**Required action**. Provide the number of lines in the entries below containing "username", with no further words.

Supplied material Block Start

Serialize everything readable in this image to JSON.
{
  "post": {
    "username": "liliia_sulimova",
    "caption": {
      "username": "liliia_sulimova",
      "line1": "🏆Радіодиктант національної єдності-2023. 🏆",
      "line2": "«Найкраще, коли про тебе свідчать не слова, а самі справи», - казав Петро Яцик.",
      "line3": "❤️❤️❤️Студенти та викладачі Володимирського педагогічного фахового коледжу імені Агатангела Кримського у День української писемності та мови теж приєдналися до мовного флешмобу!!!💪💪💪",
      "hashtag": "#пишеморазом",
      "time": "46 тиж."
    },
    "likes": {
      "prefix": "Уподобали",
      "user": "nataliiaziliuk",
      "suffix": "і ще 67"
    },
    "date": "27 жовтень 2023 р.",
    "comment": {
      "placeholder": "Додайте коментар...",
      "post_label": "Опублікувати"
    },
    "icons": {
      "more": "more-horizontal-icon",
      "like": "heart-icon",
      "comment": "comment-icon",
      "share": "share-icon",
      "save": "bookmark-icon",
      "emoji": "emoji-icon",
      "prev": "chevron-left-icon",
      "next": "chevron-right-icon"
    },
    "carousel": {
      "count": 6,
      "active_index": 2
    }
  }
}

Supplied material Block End

**Exercise answer**. 2